INSTRUCTIONS TO FOLLOW → The word to find is "好不热闹". Copy each line of the material that contains it.

EXERCISE DATA →
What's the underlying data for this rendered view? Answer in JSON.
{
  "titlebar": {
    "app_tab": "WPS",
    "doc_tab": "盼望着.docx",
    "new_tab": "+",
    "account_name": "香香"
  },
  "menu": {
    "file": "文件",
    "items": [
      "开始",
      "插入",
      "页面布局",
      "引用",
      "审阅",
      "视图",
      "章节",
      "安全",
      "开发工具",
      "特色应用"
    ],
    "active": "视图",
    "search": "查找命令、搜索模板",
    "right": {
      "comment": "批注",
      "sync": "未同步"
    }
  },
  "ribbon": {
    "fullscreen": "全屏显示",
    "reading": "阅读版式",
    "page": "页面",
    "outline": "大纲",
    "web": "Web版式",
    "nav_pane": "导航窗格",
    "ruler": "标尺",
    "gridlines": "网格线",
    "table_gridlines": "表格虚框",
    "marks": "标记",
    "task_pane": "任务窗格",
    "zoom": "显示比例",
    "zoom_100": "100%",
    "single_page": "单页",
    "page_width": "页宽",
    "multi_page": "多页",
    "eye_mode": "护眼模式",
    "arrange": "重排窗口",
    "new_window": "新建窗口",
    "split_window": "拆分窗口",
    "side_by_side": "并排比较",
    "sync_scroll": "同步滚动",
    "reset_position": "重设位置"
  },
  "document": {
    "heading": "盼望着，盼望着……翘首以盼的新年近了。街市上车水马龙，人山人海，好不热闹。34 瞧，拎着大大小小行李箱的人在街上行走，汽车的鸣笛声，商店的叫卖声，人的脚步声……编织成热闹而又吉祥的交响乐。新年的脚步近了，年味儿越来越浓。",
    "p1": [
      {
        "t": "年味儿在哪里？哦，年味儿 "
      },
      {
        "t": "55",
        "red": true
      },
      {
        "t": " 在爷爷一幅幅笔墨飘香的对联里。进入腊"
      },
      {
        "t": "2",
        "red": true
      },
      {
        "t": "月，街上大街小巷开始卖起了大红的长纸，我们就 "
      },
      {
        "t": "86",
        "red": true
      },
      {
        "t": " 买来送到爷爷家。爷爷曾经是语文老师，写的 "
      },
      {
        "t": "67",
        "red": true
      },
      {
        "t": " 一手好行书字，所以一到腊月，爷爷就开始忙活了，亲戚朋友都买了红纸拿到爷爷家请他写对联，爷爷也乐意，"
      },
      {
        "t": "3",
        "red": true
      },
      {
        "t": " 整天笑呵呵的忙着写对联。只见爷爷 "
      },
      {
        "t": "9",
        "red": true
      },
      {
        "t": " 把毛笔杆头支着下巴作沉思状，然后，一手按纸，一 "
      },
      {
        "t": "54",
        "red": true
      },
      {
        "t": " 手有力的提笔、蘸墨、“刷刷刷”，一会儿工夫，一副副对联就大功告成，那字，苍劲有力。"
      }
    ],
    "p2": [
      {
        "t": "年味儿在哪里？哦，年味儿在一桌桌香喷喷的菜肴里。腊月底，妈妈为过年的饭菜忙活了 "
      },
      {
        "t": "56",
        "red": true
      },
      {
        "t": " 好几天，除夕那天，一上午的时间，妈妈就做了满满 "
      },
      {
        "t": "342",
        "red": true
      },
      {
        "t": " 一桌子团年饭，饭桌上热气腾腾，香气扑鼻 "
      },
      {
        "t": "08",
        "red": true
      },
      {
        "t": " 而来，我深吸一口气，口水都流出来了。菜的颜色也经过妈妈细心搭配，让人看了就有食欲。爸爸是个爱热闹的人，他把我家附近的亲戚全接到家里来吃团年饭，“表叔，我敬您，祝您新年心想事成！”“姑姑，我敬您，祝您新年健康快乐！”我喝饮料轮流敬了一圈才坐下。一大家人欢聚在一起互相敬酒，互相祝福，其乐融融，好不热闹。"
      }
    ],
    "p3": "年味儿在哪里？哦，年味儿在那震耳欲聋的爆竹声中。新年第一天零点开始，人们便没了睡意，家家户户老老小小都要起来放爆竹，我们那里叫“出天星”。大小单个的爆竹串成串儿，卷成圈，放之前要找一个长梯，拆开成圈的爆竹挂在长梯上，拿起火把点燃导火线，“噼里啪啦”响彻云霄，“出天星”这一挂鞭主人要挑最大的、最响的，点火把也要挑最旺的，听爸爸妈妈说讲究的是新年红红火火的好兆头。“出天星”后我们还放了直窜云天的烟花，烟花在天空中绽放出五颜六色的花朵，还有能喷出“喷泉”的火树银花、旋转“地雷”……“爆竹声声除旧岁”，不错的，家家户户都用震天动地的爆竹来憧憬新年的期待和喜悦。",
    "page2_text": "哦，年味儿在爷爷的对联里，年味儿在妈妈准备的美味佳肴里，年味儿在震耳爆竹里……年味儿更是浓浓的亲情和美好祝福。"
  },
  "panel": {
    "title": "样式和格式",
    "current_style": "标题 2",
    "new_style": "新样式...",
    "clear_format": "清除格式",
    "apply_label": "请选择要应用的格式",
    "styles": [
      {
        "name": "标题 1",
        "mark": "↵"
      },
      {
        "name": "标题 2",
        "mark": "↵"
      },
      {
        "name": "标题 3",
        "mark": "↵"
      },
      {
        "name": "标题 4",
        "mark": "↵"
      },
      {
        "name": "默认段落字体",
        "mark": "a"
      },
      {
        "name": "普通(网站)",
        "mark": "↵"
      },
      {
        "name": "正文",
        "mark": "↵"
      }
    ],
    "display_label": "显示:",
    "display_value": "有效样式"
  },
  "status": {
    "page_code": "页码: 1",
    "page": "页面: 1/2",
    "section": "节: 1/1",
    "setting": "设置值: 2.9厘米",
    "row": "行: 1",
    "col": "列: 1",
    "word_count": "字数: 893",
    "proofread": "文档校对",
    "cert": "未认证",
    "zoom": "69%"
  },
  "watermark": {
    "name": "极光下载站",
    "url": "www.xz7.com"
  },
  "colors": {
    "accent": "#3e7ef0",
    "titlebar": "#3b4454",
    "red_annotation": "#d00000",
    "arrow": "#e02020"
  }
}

TASK SOLUTION →
    "heading": "盼望着，盼望着……翘首以盼的新年近了。街市上车水马龙，人山人海，好不热闹。34 瞧，拎着大大小小行李箱的人在街上行走，汽车的鸣笛声，商店的叫卖声，人的脚步声……编织成热闹而又吉祥的交响乐。新年的脚步近了，年味儿越来越浓。",
        "t": " 而来，我深吸一口气，口水都流出来了。菜的颜色也经过妈妈细心搭配，让人看了就有食欲。爸爸是个爱热闹的人，他把我家附近的亲戚全接到家里来吃团年饭，“表叔，我敬您，祝您新年心想事成！”“姑姑，我敬您，祝您新年健康快乐！”我喝饮料轮流敬了一圈才坐下。一大家人欢聚在一起互相敬酒，互相祝福，其乐融融，好不热闹。"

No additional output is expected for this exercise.